Entries from a dataset of interfaces:

________________

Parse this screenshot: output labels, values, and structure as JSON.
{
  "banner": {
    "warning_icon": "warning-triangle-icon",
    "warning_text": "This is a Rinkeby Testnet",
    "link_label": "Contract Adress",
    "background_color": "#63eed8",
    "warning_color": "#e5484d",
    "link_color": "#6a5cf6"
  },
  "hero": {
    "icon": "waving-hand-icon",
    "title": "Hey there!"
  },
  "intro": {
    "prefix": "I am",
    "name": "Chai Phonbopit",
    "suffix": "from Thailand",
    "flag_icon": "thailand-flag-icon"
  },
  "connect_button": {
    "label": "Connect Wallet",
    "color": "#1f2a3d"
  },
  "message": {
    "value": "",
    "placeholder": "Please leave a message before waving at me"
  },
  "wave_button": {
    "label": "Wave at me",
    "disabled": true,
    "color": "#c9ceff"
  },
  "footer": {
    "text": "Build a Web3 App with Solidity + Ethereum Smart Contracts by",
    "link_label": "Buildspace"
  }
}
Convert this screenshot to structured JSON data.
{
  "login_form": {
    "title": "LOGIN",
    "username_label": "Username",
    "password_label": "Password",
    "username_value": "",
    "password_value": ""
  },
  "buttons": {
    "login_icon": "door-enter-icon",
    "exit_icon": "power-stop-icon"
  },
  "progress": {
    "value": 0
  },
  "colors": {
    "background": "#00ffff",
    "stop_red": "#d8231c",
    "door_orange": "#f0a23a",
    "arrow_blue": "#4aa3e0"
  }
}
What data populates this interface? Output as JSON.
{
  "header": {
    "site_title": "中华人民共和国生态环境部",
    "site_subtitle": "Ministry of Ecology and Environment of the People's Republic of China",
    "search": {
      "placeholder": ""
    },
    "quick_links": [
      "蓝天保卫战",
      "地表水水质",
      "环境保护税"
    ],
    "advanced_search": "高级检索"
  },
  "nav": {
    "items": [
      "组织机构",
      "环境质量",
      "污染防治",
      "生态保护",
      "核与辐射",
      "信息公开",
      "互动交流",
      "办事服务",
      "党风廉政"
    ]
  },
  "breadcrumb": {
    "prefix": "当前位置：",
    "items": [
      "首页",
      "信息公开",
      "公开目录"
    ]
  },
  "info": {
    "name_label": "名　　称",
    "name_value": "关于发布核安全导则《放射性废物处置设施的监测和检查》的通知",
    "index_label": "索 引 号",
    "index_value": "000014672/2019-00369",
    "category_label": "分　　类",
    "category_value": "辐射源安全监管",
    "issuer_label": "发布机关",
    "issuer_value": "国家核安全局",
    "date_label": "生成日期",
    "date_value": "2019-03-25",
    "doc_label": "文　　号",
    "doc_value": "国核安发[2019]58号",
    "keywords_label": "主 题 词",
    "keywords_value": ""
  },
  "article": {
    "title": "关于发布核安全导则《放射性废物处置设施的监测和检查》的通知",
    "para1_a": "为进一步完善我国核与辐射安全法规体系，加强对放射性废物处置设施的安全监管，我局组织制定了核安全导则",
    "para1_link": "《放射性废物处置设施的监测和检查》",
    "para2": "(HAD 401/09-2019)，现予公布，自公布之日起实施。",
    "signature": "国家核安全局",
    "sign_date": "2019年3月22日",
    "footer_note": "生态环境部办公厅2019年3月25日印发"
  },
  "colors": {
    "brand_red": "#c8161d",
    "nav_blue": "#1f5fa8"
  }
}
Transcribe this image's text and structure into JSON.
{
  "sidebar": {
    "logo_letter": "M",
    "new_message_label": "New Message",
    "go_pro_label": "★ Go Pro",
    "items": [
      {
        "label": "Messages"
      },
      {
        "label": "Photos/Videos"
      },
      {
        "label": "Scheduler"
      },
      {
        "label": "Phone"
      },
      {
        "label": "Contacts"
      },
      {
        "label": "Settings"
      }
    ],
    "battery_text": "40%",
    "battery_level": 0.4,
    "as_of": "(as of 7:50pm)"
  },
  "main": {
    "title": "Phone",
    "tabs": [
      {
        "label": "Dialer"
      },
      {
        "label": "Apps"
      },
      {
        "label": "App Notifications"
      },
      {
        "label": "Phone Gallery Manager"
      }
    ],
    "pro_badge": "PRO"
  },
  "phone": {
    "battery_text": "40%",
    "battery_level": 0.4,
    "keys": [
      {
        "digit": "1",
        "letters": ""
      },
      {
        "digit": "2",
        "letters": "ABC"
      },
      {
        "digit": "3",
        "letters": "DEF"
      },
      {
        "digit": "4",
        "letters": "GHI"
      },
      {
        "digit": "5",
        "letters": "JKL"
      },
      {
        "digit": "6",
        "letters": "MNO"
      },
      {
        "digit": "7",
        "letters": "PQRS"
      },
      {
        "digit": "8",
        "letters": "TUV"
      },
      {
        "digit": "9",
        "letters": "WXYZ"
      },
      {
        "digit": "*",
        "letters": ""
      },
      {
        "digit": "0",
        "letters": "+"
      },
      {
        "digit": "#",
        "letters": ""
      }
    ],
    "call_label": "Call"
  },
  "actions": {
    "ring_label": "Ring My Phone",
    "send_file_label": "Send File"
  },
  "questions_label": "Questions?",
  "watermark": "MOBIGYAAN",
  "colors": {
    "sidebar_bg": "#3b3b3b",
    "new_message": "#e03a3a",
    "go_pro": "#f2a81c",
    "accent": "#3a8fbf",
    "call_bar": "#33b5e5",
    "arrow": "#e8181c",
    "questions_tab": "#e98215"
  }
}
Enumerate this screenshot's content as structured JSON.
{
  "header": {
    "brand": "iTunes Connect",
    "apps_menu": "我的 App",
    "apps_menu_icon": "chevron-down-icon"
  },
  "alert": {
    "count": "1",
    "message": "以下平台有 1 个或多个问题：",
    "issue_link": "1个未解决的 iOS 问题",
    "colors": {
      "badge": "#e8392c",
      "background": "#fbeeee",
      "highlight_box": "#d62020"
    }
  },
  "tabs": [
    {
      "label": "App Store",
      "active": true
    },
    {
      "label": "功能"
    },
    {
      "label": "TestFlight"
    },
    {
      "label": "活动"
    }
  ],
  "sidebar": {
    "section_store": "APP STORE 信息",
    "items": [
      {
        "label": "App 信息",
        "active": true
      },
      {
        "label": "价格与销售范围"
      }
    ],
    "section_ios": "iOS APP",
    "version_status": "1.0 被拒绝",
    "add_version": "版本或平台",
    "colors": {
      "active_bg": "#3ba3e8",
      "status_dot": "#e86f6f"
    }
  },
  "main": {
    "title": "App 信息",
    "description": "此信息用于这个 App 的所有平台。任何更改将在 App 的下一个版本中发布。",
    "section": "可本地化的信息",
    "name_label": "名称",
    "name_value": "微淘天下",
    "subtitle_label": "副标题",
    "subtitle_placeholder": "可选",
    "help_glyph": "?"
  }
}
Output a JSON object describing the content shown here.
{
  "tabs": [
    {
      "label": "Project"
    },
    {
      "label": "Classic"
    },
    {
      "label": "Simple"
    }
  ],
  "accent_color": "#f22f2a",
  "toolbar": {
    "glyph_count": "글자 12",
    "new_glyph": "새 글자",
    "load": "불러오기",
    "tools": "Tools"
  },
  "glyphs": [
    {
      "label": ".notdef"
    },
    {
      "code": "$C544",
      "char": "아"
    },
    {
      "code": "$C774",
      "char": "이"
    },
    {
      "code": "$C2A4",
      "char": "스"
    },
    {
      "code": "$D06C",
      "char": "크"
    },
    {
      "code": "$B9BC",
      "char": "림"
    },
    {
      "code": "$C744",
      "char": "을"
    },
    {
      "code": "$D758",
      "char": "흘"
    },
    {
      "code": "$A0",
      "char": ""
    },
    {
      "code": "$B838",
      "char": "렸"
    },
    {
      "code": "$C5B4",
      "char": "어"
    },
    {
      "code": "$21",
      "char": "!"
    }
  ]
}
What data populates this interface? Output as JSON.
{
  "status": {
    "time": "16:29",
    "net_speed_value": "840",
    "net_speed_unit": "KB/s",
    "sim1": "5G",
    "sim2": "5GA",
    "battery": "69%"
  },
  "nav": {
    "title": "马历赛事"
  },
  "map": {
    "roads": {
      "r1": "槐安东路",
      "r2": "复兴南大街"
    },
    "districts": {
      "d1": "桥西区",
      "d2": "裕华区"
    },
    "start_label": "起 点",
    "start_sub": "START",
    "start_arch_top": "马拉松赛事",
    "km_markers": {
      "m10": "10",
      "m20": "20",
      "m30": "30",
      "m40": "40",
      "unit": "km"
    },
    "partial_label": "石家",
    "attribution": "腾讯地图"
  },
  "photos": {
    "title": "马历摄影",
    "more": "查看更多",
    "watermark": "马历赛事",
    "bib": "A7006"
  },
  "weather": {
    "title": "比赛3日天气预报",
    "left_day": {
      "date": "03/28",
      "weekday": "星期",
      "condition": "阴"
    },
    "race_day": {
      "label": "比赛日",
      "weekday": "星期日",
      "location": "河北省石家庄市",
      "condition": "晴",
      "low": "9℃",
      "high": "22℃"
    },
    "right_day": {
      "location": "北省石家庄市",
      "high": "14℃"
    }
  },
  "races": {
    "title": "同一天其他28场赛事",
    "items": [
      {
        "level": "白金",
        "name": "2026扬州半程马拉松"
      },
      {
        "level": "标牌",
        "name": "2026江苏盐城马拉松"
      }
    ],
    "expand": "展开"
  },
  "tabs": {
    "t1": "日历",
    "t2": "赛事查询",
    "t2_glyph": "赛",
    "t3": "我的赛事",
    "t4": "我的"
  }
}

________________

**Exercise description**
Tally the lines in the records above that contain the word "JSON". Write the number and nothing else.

**Output of the task**
7